Consumers should be well aware of the actions that can lead to increased risk of identity theft - shopping online via unsecured websites, failing to check credit reports and many others. However, all the preventive methods in the world couldn't fully eliminate this crime, which is why financial institutions need to lend a hand.
For example, short term lenders should be sure ID verification procedures are extensive to ensure identity thieves aren't able to obtain a loan using a false name. Unfortunately, criminals are becoming more sophisticated, and have been using elaborate methods to get account information, which is making it increasingly difficult to stop identity theft.
"Our bad guys like money, as most people do, but they don't want to work for it," U.S. Postal Inspector Essialani Hollier-Jackson, told Fox 6 Milwaukee. "They are counterfeiting the checks, putting a new name on the checks with the same bank information. The account number is correct, which is what the bank is checking, and they have ID that matches the name on the check."
Identity theft can be an extremely damaging crime, especially if it leads to a drop in the victim's consumer credit score. Consumer law attorney Robert Brennan told Credit.com that this type of crime hurts credit in both known and unknown ways. In fact, even after resolution, a person's credit rating may not fully recover from having financial information compromised.

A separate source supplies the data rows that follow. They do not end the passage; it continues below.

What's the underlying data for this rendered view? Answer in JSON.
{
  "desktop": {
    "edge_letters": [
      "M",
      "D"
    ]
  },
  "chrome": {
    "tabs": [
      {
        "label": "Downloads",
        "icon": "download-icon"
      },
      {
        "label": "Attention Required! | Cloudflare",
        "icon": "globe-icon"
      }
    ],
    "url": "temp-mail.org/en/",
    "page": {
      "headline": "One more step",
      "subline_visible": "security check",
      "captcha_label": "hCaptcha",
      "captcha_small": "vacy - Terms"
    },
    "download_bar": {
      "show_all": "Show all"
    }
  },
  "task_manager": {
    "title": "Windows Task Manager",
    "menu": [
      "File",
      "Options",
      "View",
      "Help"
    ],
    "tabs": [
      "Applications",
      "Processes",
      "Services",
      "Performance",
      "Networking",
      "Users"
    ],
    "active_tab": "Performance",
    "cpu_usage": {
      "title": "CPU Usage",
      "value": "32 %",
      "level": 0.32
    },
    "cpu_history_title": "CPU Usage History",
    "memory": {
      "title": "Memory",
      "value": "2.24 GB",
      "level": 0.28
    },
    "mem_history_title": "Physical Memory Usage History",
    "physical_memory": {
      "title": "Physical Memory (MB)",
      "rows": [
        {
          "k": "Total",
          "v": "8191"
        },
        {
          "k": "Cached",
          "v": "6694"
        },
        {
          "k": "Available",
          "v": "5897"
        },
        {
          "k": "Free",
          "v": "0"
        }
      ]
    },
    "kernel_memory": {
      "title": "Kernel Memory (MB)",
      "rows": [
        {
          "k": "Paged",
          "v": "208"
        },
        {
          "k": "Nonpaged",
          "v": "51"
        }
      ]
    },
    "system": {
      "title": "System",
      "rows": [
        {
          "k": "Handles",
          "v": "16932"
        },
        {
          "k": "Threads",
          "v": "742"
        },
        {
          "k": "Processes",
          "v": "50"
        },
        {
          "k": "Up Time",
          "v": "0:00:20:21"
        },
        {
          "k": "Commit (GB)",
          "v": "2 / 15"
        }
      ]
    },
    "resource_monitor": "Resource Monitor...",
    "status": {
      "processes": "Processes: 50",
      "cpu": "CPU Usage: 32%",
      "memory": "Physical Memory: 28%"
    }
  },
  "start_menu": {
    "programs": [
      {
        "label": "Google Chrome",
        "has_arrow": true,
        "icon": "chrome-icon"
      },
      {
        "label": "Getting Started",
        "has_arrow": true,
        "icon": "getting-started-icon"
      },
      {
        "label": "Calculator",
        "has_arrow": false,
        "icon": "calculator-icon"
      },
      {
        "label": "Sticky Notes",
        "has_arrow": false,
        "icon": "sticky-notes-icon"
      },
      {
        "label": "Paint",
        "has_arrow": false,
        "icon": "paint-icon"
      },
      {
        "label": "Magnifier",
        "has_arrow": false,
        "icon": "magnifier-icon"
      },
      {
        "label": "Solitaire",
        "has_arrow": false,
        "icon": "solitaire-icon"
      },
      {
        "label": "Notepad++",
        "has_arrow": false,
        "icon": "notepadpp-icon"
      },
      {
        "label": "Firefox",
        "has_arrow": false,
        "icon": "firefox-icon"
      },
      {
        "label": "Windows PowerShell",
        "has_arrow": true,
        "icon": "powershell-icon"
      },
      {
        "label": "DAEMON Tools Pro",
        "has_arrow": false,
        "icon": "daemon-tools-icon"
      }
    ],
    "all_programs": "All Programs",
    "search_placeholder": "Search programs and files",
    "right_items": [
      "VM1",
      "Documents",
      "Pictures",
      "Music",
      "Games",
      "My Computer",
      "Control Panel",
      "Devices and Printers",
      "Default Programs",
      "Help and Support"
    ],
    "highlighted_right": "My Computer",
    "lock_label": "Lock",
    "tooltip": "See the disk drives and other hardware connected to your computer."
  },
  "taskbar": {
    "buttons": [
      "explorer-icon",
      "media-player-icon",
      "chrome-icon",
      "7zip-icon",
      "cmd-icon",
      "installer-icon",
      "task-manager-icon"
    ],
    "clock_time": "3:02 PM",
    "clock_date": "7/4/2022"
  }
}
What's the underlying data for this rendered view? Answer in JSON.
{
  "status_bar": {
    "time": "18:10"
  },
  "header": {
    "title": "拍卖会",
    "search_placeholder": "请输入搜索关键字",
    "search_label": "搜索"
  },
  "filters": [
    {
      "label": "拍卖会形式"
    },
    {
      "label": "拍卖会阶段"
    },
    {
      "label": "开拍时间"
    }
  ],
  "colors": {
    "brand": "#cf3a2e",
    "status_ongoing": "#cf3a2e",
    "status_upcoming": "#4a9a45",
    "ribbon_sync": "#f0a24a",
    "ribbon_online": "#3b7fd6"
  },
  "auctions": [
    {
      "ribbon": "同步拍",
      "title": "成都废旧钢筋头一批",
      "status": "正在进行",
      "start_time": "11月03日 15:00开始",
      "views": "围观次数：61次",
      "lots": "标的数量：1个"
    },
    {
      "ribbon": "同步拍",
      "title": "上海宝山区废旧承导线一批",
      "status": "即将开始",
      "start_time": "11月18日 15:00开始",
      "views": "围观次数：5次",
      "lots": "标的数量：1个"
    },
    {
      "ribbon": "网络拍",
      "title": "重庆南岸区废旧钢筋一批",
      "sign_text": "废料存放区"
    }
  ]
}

However, those who have been victimized by an identity thief, and are struggling financially, have places to turn for help - one being short term lending operations. Consumers are able to secure finances to cover essential expenses while regaining their financial footing, which can prevent late payment fees and penalties that can add up.